Skylab’s Honey Badger of a Computer System
“The software resumed the program cycle where it had left off four years and 30 days earlier. As far as the computer was concerned, it had suffered a temporary power transient!”Skylab’s “reactivation” mission continued, uncrewed, until its reentry in mid-1979. During this time, software engineers were able to devise modes to help stabilize and, ultimately, deorbit the spacecraft. In over 600 days of operations, the ATMDC system experienced NO failures.
|And the clock is running: Columbia lifts off, marking the beginning of the Space Shuttle era (STS-1, April 12, 1981). Skylab's redundant computers would have a huge impact on the Space Shuttle's computer hardware. Photo Credit: NASA|
Sources and Recommended Reading:
2. “IBM and Skylab.” IBM website: http://www-03.ibm.com/ibm/history/exhibits/space/space_skylab.html
3. Jenkins, D. R. (2012). Space shuttle: The history of the national space transportation system, the first 100 missions. Cape Canaveral, FL: Published by author.

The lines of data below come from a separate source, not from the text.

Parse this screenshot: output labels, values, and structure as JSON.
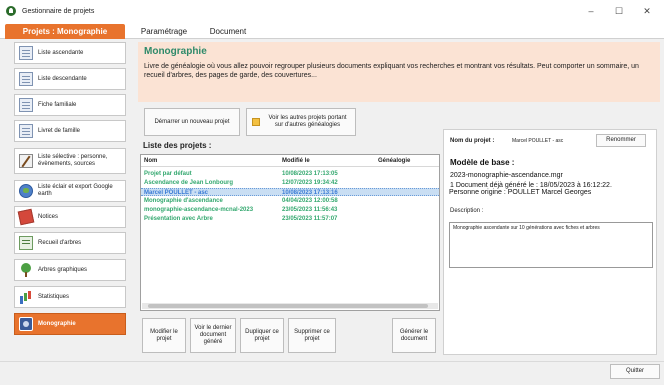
{
  "window": {
    "title": "Gestionnaire de projets",
    "controls": {
      "minimize": "–",
      "maximize": "☐",
      "close": "✕"
    }
  },
  "tabs": [
    {
      "label": "Projets : Monographie",
      "active": true
    },
    {
      "label": "Paramétrage",
      "active": false
    },
    {
      "label": "Document",
      "active": false
    }
  ],
  "sidebar": {
    "items": [
      {
        "label": "Liste ascendante",
        "icon": "document-list-icon"
      },
      {
        "label": "Liste descendante",
        "icon": "document-list-icon"
      },
      {
        "label": "Fiche familiale",
        "icon": "family-sheet-icon"
      },
      {
        "label": "Livret de famille",
        "icon": "family-book-icon"
      },
      {
        "label": "Liste sélective : personne, évènements, sources",
        "icon": "pen-icon"
      },
      {
        "label": "Liste éclair et export Google earth",
        "icon": "globe-icon"
      },
      {
        "label": "Notices",
        "icon": "notes-icon"
      },
      {
        "label": "Recueil d'arbres",
        "icon": "tree-collection-icon"
      },
      {
        "label": "Arbres graphiques",
        "icon": "tree-icon"
      },
      {
        "label": "Statistiques",
        "icon": "stats-icon"
      },
      {
        "label": "Monographie",
        "icon": "monograph-icon",
        "active": true
      }
    ]
  },
  "header": {
    "title": "Monographie",
    "description": "Livre de généalogie où vous allez pouvoir regrouper plusieurs documents expliquant vos recherches et montrant vos résultats. Peut comporter un sommaire, un recueil d'arbres, des pages de garde, des couvertures..."
  },
  "buttons": {
    "new_project": "Démarrer un nouveau projet",
    "other_projects": "Voir les autres projets portant sur d'autres généalogies",
    "modify": "Modifier le projet",
    "last_doc": "Voir le dernier document généré",
    "duplicate": "Dupliquer ce projet",
    "delete": "Supprimer ce projet",
    "generate": "Générer le document",
    "rename": "Renommer",
    "quit": "Quitter"
  },
  "project_list": {
    "title": "Liste des projets :",
    "columns": [
      "Nom",
      "Modifié le",
      "Généalogie"
    ],
    "rows": [
      {
        "name": "Projet par défaut",
        "modified": "10/08/2023 17:13:05",
        "genealogy": "",
        "selected": false
      },
      {
        "name": "Ascendance de Jean Lonbourg",
        "modified": "12/07/2023 19:34:42",
        "genealogy": "",
        "selected": false
      },
      {
        "name": "Marcel POULLET - asc",
        "modified": "10/08/2023 17:13:16",
        "genealogy": "",
        "selected": true
      },
      {
        "name": "Monographie d'ascendance",
        "modified": "04/04/2023 12:00:58",
        "genealogy": "",
        "selected": false
      },
      {
        "name": "monographie-ascendance-mcnal-2023",
        "modified": "23/05/2023 11:56:43",
        "genealogy": "",
        "selected": false
      },
      {
        "name": "Présentation avec Arbre",
        "modified": "23/05/2023 11:57:07",
        "genealogy": "",
        "selected": false
      }
    ]
  },
  "project_details": {
    "name_label": "Nom du projet :",
    "name_value": "Marcel POULLET - asc",
    "base_title": "Modèle de base :",
    "base_file": "2023-monographie-ascendance.mgr",
    "doc_generated": "1 Document déjà généré le : 18/05/2023 à 16:12:22.",
    "origin_person": "Personne origine : POULLET Marcel Georges",
    "description_label": "Description :",
    "description_value": "Monographie ascendante sur 10 générations avec fiches et arbres"
  }
}
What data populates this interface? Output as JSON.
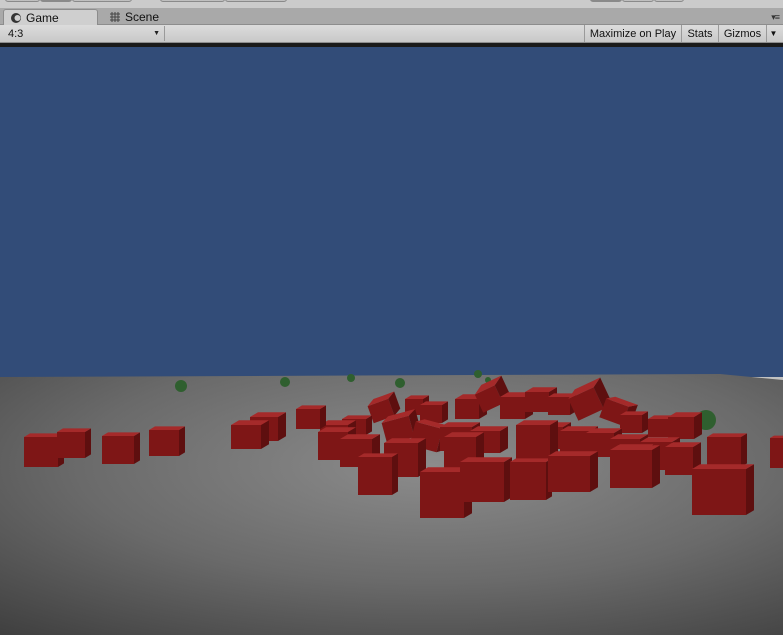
{
  "tabs": [
    {
      "label": "Game",
      "icon": "game-controller-icon",
      "active": true
    },
    {
      "label": "Scene",
      "icon": "grid-icon",
      "active": false
    }
  ],
  "toolbar": {
    "aspect": "4:3",
    "maximize_label": "Maximize on Play",
    "stats_label": "Stats",
    "gizmos_label": "Gizmos"
  },
  "colors": {
    "sky": "#324c78",
    "ground": "#6e6e6e",
    "cube": "#7a1414",
    "sphere": "#2f5f2f"
  }
}
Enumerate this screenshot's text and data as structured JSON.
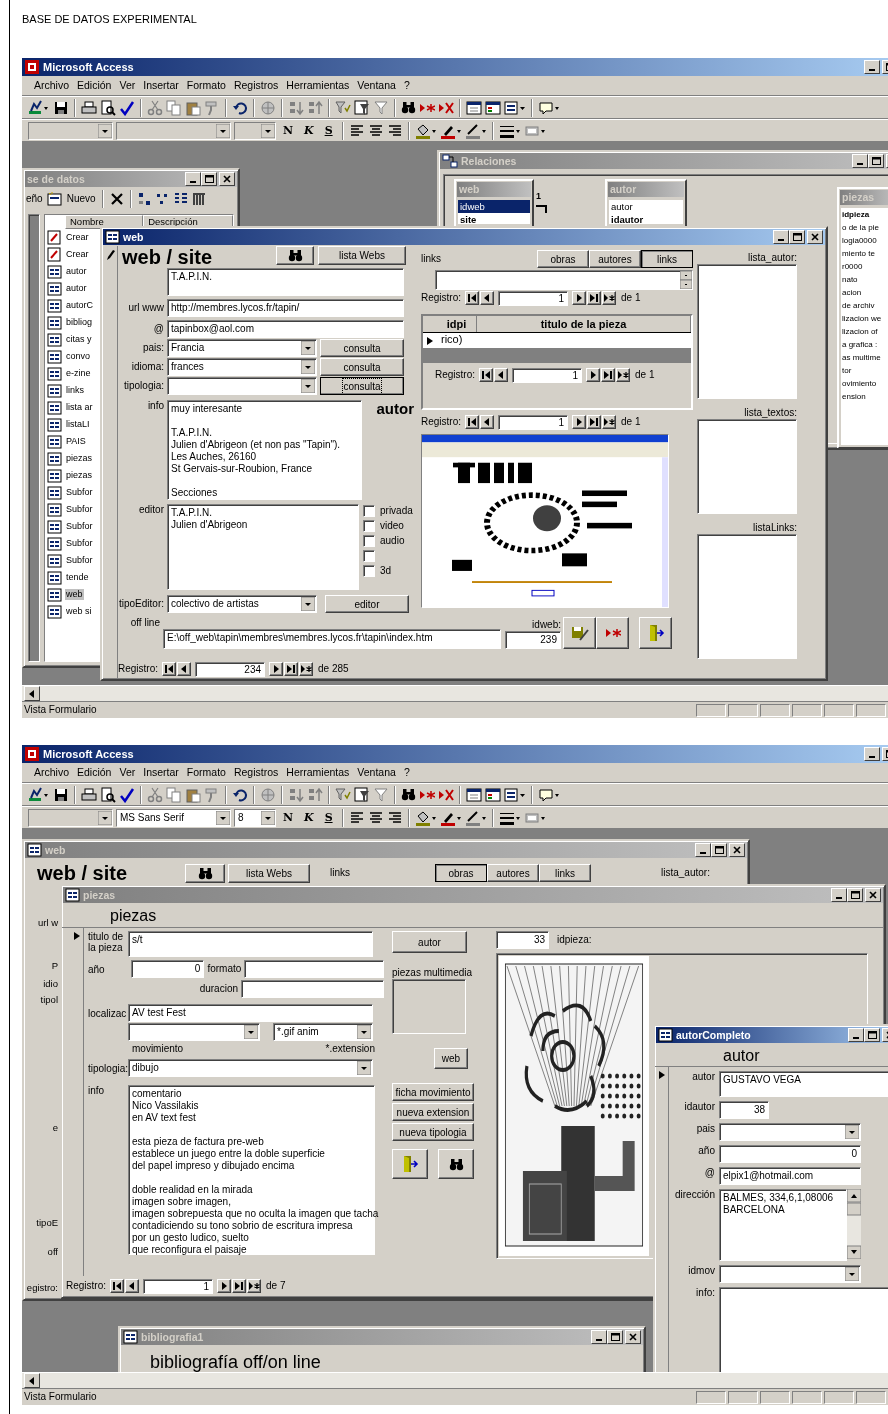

4. Tomayko, J. (1987). Computers in spaceflight: the NASA experience. Washington, D.C.: National Aeronautics and Space Administration.